Next I made a set of each colour combination, 1:1, 1:2 & 1:3 mixes. The paper is on the left, the fabric on the right, mirror image.
It is now much clearer what colour possibilities are available, AND that I need to order some Magenta! I hope it is brighter than the computer screen sample suggests…
Cushion with green leaf print is by Callum
The Massive Distraction (Mini Dachshund named Ruby) has arrived and truly settled into our household. Here she is with ownership of her spot on the couch in my studio. She is very well behaved for a puppy, although a gorgeous distraction from getting any sort of work done.
School has now commenced for the year and although that means less time due to the various work/school routines and
being a taxi service after school commitments, I do find I actually achieve more. I know sometimes that odd hour before dinner prep is the only opportunity to get some printing or machine stitching done. I plan time ahead for the other steps required to start new work. This is often much more productive than giving me a whole free day to work which gets wasted on important stuff like emails and washing. I also find the time spent doing mundane things like driving in the car, going for a walk or having a shower is when the creative challenges are resolved. In my head anyway!
A simple set up on the washing machine, in the laundry, but it works well.
These were printed a couple of days ago for a new large canvas I have in mind.
Yesterday afternoon I made a series of transfer prints for the under layer. The actual fabrics are lovely, the colours here are a bit off – I had the time to print although not enough time to photograph them well. I have a few projects on the go at present and now back into my usual routine, I am feeling quite good about them.
This book arrived in my post box late last week
In May last year, I was asked by a graphic designer at a publishing house in USA who was working on a cover for a forthcoming book on the Phoenicians if he could use one of my images as part of the book cover. The image he wanted to use was one of the purple samples from my Colour Project. The Phoenicians were know for among other things, their trade in the famous purple dye from the Murex shell.
Purple dye is very rare in nature and was therefore only available to the wealthy and privileged. Tyrian Purple from the Murex shellfish was found in the Lebanon area of Tyre and extracted from the glands of the Murex shellfish. In 1685 William Cole described the sun sensitive colour process of the shellfish that gave purple dye/pigment. …if dye is placed in sun it changed colour – white (milk), light green, deep green, dull sea green, watched(blue), purplish re, deep purple red… It leaves a fishy garilcy smell – even centuries later it can determine where the fabric is from by the smell when it is rubbed.
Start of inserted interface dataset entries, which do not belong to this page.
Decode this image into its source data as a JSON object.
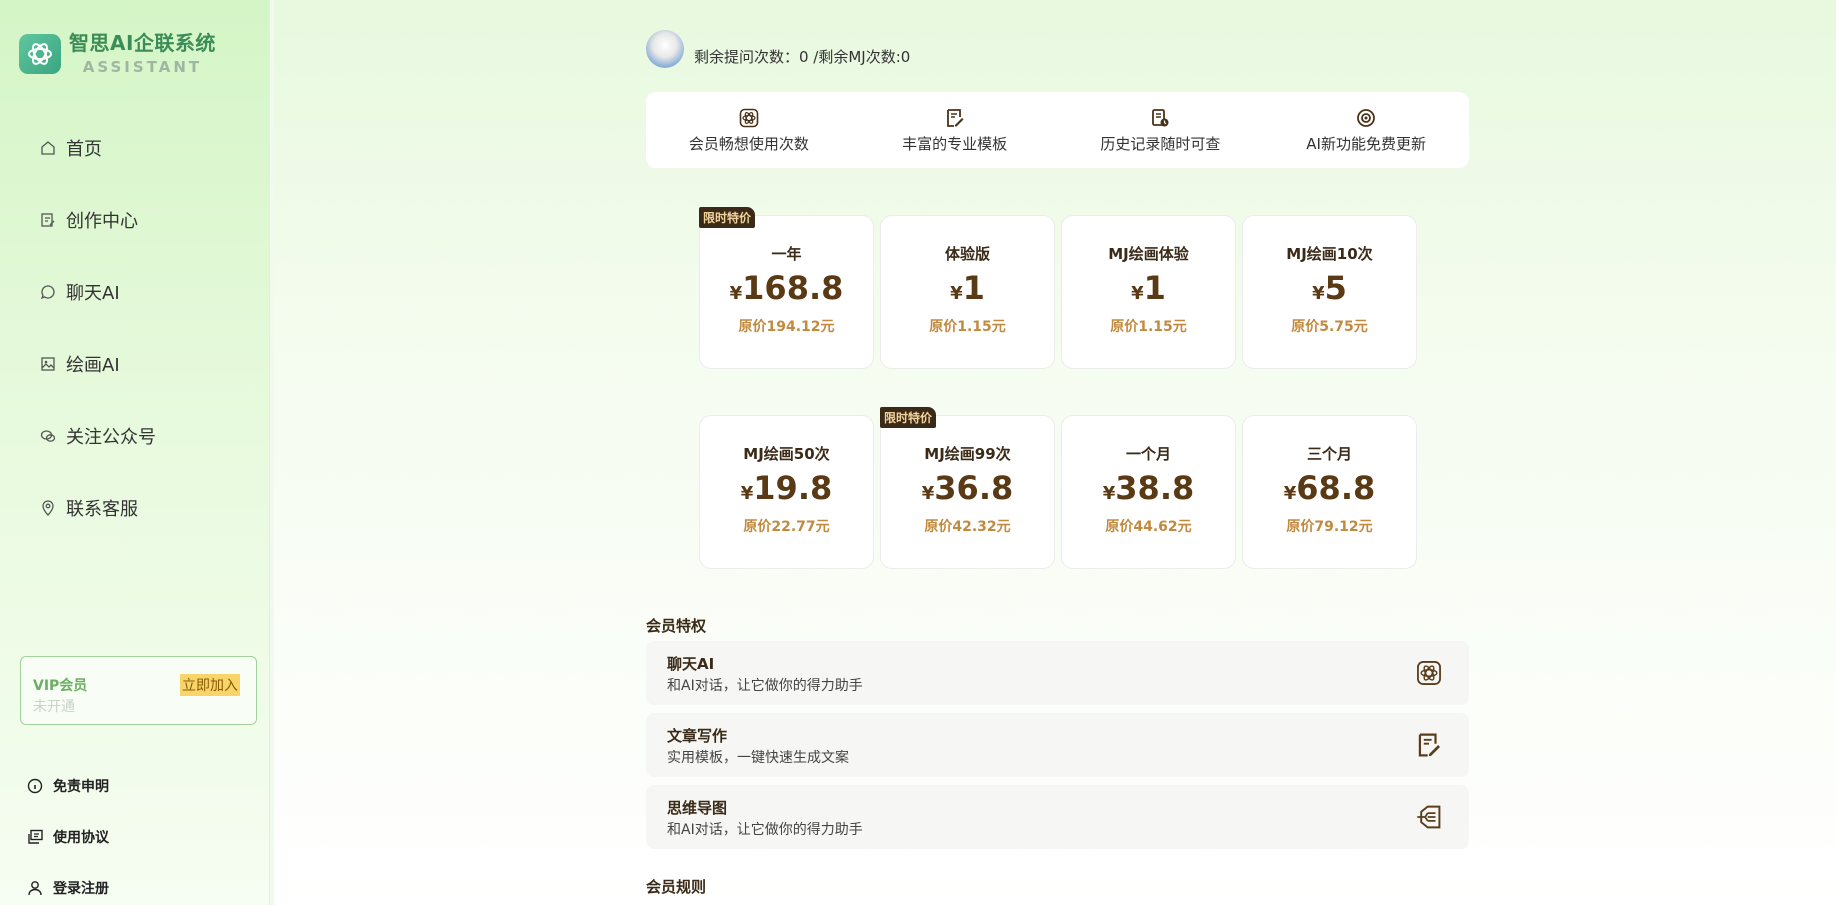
{
  "brand": {
    "title": "智思AI企联系统",
    "subtitle": "ASSISTANT"
  },
  "nav": [
    {
      "label": "首页",
      "icon": "home-icon"
    },
    {
      "label": "创作中心",
      "icon": "edit-doc-icon"
    },
    {
      "label": "聊天AI",
      "icon": "chat-bubble-icon"
    },
    {
      "label": "绘画AI",
      "icon": "image-icon"
    },
    {
      "label": "关注公众号",
      "icon": "wechat-icon"
    },
    {
      "label": "联系客服",
      "icon": "location-pin-icon"
    }
  ],
  "vip": {
    "title": "VIP会员",
    "status": "未开通",
    "join": "立即加入"
  },
  "footer": [
    {
      "label": "免责申明",
      "icon": "info-icon"
    },
    {
      "label": "使用协议",
      "icon": "agreement-icon"
    },
    {
      "label": "登录注册",
      "icon": "user-icon"
    }
  ],
  "user": {
    "quota": "剩余提问次数：0 /剩余MJ次数:0"
  },
  "features": [
    {
      "label": "会员畅想使用次数",
      "icon": "atom-icon"
    },
    {
      "label": "丰富的专业模板",
      "icon": "pen-note-icon"
    },
    {
      "label": "历史记录随时可查",
      "icon": "history-doc-icon"
    },
    {
      "label": "AI新功能免费更新",
      "icon": "target-icon"
    }
  ],
  "currency": "¥",
  "plans": [
    {
      "name": "一年",
      "price": "168.8",
      "original": "原价194.12元",
      "badge": "限时特价"
    },
    {
      "name": "体验版",
      "price": "1",
      "original": "原价1.15元",
      "badge": ""
    },
    {
      "name": "MJ绘画体验",
      "price": "1",
      "original": "原价1.15元",
      "badge": ""
    },
    {
      "name": "MJ绘画10次",
      "price": "5",
      "original": "原价5.75元",
      "badge": ""
    },
    {
      "name": "MJ绘画50次",
      "price": "19.8",
      "original": "原价22.77元",
      "badge": ""
    },
    {
      "name": "MJ绘画99次",
      "price": "36.8",
      "original": "原价42.32元",
      "badge": "限时特价"
    },
    {
      "name": "一个月",
      "price": "38.8",
      "original": "原价44.62元",
      "badge": ""
    },
    {
      "name": "三个月",
      "price": "68.8",
      "original": "原价79.12元",
      "badge": ""
    }
  ],
  "perks_title": "会员特权",
  "perks": [
    {
      "title": "聊天AI",
      "desc": "和AI对话，让它做你的得力助手",
      "icon": "atom-icon"
    },
    {
      "title": "文章写作",
      "desc": "实用模板，一键快速生成文案",
      "icon": "pen-note-icon"
    },
    {
      "title": "思维导图",
      "desc": "和AI对话，让它做你的得力助手",
      "icon": "mindmap-icon"
    }
  ],
  "rules_title": "会员规则"
}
I think this quote is from the excellent book Colour – Travels Through the Paintbox by Victoria Findlay. Unfortunately I didn’t record the source in my purple colour notes.
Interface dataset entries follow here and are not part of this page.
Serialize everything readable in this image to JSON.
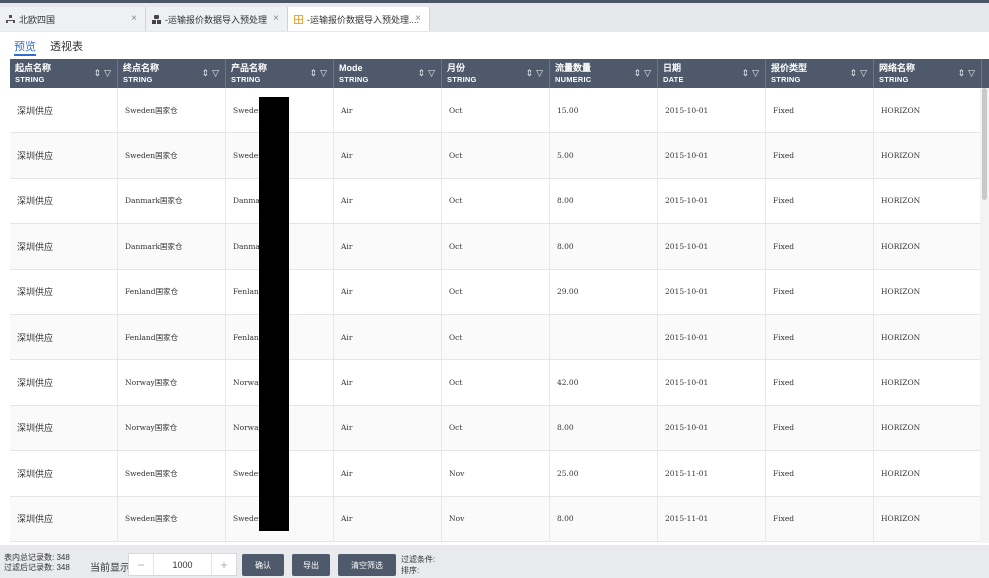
{
  "tabs": [
    {
      "label": "北欧四国",
      "icon": "sitemap-icon",
      "active": false
    },
    {
      "label": "-运输报价数据导入预处理",
      "icon": "cubes-icon",
      "active": false
    },
    {
      "label": "-运输报价数据导入预处理....",
      "icon": "table-icon",
      "active": true
    }
  ],
  "view_tabs": {
    "preview": "预览",
    "pivot": "透视表"
  },
  "columns": [
    {
      "name": "起点名称",
      "type": "STRING"
    },
    {
      "name": "终点名称",
      "type": "STRING"
    },
    {
      "name": "产品名称",
      "type": "STRING"
    },
    {
      "name": "Mode",
      "type": "STRING"
    },
    {
      "name": "月份",
      "type": "STRING"
    },
    {
      "name": "流量数量",
      "type": "NUMERIC"
    },
    {
      "name": "日期",
      "type": "DATE"
    },
    {
      "name": "报价类型",
      "type": "STRING"
    },
    {
      "name": "网络名称",
      "type": "STRING"
    }
  ],
  "header_icons": {
    "sort": "⇕",
    "filter": "▽"
  },
  "rows": [
    [
      "深圳供应",
      "Sweden国家仓",
      "Sweden_",
      "Air",
      "Oct",
      "15.00",
      "2015-10-01",
      "Fixed",
      "HORIZON"
    ],
    [
      "深圳供应",
      "Sweden国家仓",
      "Sweden_",
      "Air",
      "Oct",
      "5.00",
      "2015-10-01",
      "Fixed",
      "HORIZON"
    ],
    [
      "深圳供应",
      "Danmark国家仓",
      "Danmark",
      "Air",
      "Oct",
      "8.00",
      "2015-10-01",
      "Fixed",
      "HORIZON"
    ],
    [
      "深圳供应",
      "Danmark国家仓",
      "Danmark",
      "Air",
      "Oct",
      "8.00",
      "2015-10-01",
      "Fixed",
      "HORIZON"
    ],
    [
      "深圳供应",
      "Fenland国家仓",
      "Fenland",
      "Air",
      "Oct",
      "29.00",
      "2015-10-01",
      "Fixed",
      "HORIZON"
    ],
    [
      "深圳供应",
      "Fenland国家仓",
      "Fenland",
      "Air",
      "Oct",
      "",
      "2015-10-01",
      "Fixed",
      "HORIZON"
    ],
    [
      "深圳供应",
      "Norway国家仓",
      "Norway_",
      "Air",
      "Oct",
      "42.00",
      "2015-10-01",
      "Fixed",
      "HORIZON"
    ],
    [
      "深圳供应",
      "Norway国家仓",
      "Norway_",
      "Air",
      "Oct",
      "8.00",
      "2015-10-01",
      "Fixed",
      "HORIZON"
    ],
    [
      "深圳供应",
      "Sweden国家仓",
      "Sweden_",
      "Air",
      "Nov",
      "25.00",
      "2015-11-01",
      "Fixed",
      "HORIZON"
    ],
    [
      "深圳供应",
      "Sweden国家仓",
      "Sweden_",
      "Air",
      "Nov",
      "8.00",
      "2015-11-01",
      "Fixed",
      "HORIZON"
    ]
  ],
  "footer": {
    "total_label": "表内总记录数:",
    "total_value": "348",
    "filtered_label": "过滤后记录数:",
    "filtered_value": "348",
    "current_show_label": "当前显示",
    "minus": "−",
    "current_show_value": "1000",
    "plus": "+",
    "confirm_label": "确认",
    "export_label": "导出",
    "clear_filter_label": "清空筛选",
    "filter_cond_label": "过滤条件:",
    "sort_label": "排序:"
  }
}
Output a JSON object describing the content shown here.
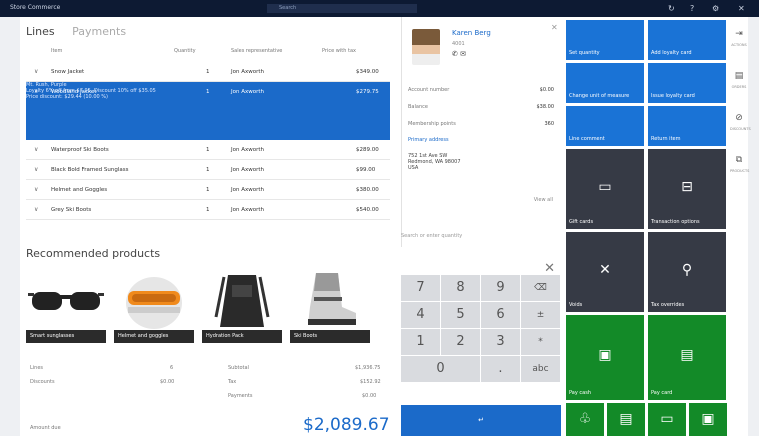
{
  "topbar": {
    "app": "Store Commerce",
    "search_placeholder": "Search"
  },
  "tabs": {
    "lines": "Lines",
    "payments": "Payments"
  },
  "columns": [
    "Item",
    "Quantity",
    "Sales representative",
    "Price with tax"
  ],
  "lines": [
    {
      "item": "Snow Jacket",
      "qty": "1",
      "rep": "Jon Axworth",
      "price": "$349.00"
    },
    {
      "item": "Woodland Jacket",
      "qty": "1",
      "rep": "Jon Axworth",
      "price": "$279.75",
      "selected": true,
      "details": [
        "Mt. Rush, Purple",
        "Loyalty 6% off from $7.95, Discount 10% off $35.05",
        "Price discount: $29.44 (10.00 %)"
      ]
    },
    {
      "item": "Waterproof Ski Boots",
      "qty": "1",
      "rep": "Jon Axworth",
      "price": "$289.00"
    },
    {
      "item": "Black Bold Framed Sunglass",
      "qty": "1",
      "rep": "Jon Axworth",
      "price": "$99.00"
    },
    {
      "item": "Helmet and Goggles",
      "qty": "1",
      "rep": "Jon Axworth",
      "price": "$380.00"
    },
    {
      "item": "Grey Ski Boots",
      "qty": "1",
      "rep": "Jon Axworth",
      "price": "$540.00"
    }
  ],
  "recommended": {
    "title": "Recommended products",
    "items": [
      "Smart sunglasses",
      "Helmet and goggles",
      "Hydration Pack",
      "Ski Boots"
    ]
  },
  "totals": {
    "lines_label": "Lines",
    "lines_value": "6",
    "discounts_label": "Discounts",
    "discounts_value": "$0.00",
    "subtotal_label": "Subtotal",
    "subtotal_value": "$1,936.75",
    "tax_label": "Tax",
    "tax_value": "$152.92",
    "payments_label": "Payments",
    "payments_value": "$0.00",
    "amount_due_label": "Amount due",
    "amount_due": "$2,089.67"
  },
  "customer": {
    "name": "Karen Berg",
    "sub": "4001",
    "fields": [
      {
        "label": "Account number",
        "value": "$0.00"
      },
      {
        "label": "Balance",
        "value": "$38.00"
      },
      {
        "label": "Membership points",
        "value": "360"
      }
    ],
    "primary_address_label": "Primary address",
    "address": [
      "752 1st Ave SW",
      "Redmond, WA 98007",
      "USA"
    ],
    "view_all": "View all"
  },
  "numpad": {
    "prompt": "Search or enter quantity",
    "keys": [
      "7",
      "8",
      "9",
      "⌫",
      "4",
      "5",
      "6",
      "±",
      "1",
      "2",
      "3",
      "*",
      "0",
      ".",
      "abc"
    ],
    "enter": "↵"
  },
  "tiles": [
    {
      "label": "Set quantity",
      "color": "blue"
    },
    {
      "label": "Add loyalty card",
      "color": "blue"
    },
    {
      "label": "Change unit of measure",
      "color": "blue"
    },
    {
      "label": "Issue loyalty card",
      "color": "blue"
    },
    {
      "label": "Line comment",
      "color": "blue"
    },
    {
      "label": "Return item",
      "color": "blue"
    },
    {
      "label": "Gift cards",
      "color": "dark",
      "icon": "▭"
    },
    {
      "label": "Transaction options",
      "color": "dark",
      "icon": "⊟"
    },
    {
      "label": "Voids",
      "color": "dark",
      "icon": "✕"
    },
    {
      "label": "Tax overrides",
      "color": "dark",
      "icon": "⚲"
    },
    {
      "label": "Pay cash",
      "color": "green",
      "icon": "▣"
    },
    {
      "label": "Pay card",
      "color": "green",
      "icon": "▤"
    }
  ],
  "side": [
    {
      "icon": "⇥",
      "label": "ACTIONS"
    },
    {
      "icon": "▤",
      "label": "ORDERS"
    },
    {
      "icon": "⊘",
      "label": "DISCOUNTS"
    },
    {
      "icon": "⧉",
      "label": "PRODUCTS"
    }
  ]
}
My work used for book cover
My sample was made by printing discharge paste through a thermofax screen on commercially dyed Dupion silk.
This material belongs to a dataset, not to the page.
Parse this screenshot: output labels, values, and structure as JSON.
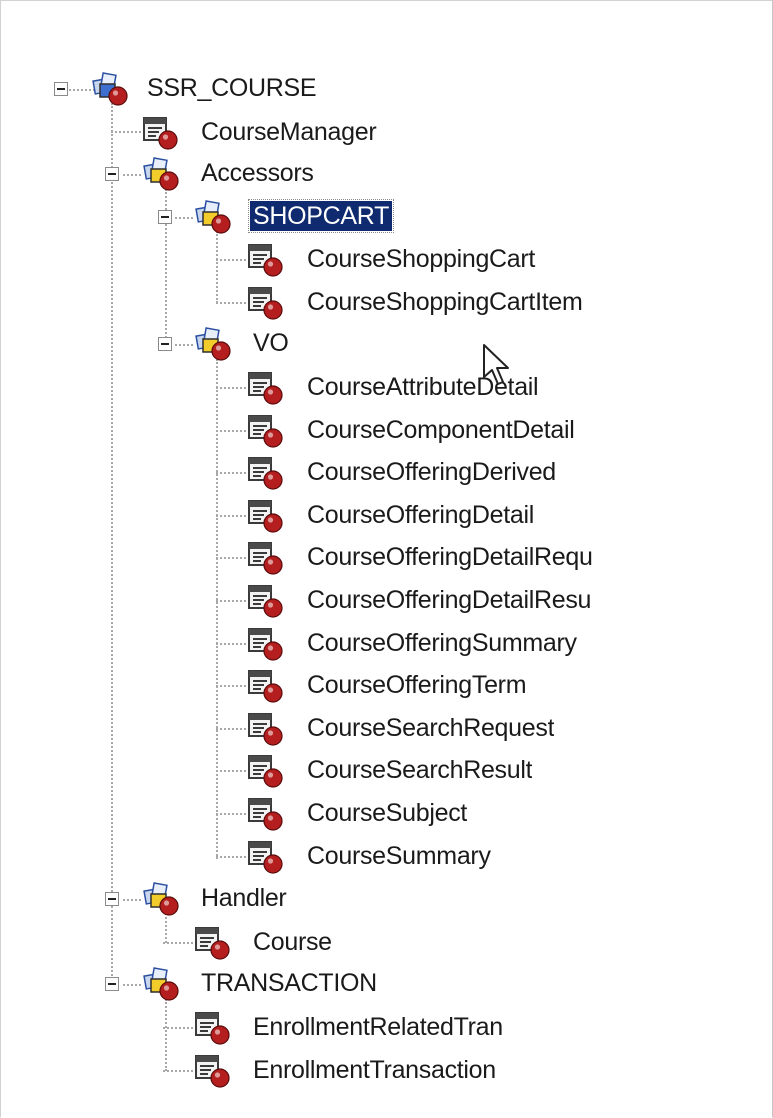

The graphic designer has changed the colour slightly to bring it a bit closer to Tyrian purple. The shell on the cover is of course a Murex Shell.
I am constantly surprised and delighted how Google allows us to find each other across the world.